Sheffield lorry driver given send-off with a difference – on his beloved flatbed truck
A much-loved Sheffield lorry driver went out in style, as his coffin was strapped to the back of his lovingly-restored truck.
This was the head-turning sight as Jeffrey Hall’s body was transported to City Road Crematorium for his funeral on Tuesday, where scores of mourners gathered to pay their last respects.
It was a fitting send-off for a man who had loved tinkering with cars and motorbikes from a young age and ran his own recovery firm using the lorry for many years.
Jeffrey's daughter, Amanda Middleton, said: “We’d never seen anything like it. There wasn't a dry eye in sight when it arrived.
“His old lorry, which he loved, looked amazing. It was a great comfort to us and ensured Dad’s final journey to his place of rest was a memorable one.”
When Jeffrey retired, he had sold the classic lorry to his good friend Nigel Gyte, who shares his love for vintage vehicles.
After his death, Nigel had the truck resprayed, got Jeffrey’s dates of 1948-2019 emblazoned on the bonnet and created a special stand for the coffin, with the message ‘one last load’.

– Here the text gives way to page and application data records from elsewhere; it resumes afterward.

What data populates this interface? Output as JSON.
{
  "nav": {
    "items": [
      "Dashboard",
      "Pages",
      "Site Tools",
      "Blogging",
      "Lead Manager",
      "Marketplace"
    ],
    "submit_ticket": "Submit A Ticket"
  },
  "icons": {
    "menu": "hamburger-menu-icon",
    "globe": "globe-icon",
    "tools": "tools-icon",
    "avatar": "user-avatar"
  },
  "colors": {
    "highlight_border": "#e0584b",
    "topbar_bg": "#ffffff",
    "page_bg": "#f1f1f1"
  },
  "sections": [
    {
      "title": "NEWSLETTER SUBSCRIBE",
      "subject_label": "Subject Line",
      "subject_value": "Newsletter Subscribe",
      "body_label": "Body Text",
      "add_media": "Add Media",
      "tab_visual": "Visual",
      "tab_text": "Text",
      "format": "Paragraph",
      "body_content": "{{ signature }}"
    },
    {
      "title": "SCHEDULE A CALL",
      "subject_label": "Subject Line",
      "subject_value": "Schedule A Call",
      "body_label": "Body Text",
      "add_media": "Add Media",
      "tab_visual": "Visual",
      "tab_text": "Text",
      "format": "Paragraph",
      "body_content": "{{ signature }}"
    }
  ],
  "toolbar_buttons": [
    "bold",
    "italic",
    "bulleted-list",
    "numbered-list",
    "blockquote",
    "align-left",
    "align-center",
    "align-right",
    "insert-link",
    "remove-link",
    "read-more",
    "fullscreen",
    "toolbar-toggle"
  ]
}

The lorry – which was driven to the cemetery by Jeffrey’s friend Pete Balos – now resides alongside the other classic motors and steam engines in Nigel’s extensive private collection, which Jeffrey's family have been told they can visit whenever they wish.
Nigel said: “Jeffrey would have been overjoyed to see his old lorry looking probably the best it’s ever looked. I wouldn’t do that for everyone but he definitely deserved it. He was the salt of the earth and a true gentleman.”
Jeffrey died aged 70 on February 12, after losing his long-battle with lung cancer, with which he was first diagnosed eight years ago.
He thought he had beaten the disease after having a lung removed, but when it returned in January last year he was told there was nothing that could be done.
Not wanting people to feel sorry for him, the animal lover, whose hobbies included golf and fishing, had hidden the condition from friends and family until the end.
Jeffrey grew up in Wybourn – which is where he met his wife Susan, with whom he had one daughter – and later moved to Beighton.
After a brief spell at a metal works, he went into business himself as a mechanic, car trader and spray painter before launching the recovery firm he would run until his retirement.
He and Susan took many holidays to Barbados, and he asked for some of his ashes to be scattered on the beach at Bathsheba where they enjoyed some of their happiest times together
Amanda said: “Dad was a really lovely man, who had a great sense of humour and would do anything for anybody.
“He was so popular that when he went to walk the dog it took ages because he stopped to talk to so many friends.”
Jeffrey’s wake was held at his favourite pub, The Fox Inn, which he jokingly referred to as ‘the office’.
He asked for donations instead of flowers, with £640 being raised for St Luke’s Hospice and Thornberry Animal Sanctuary.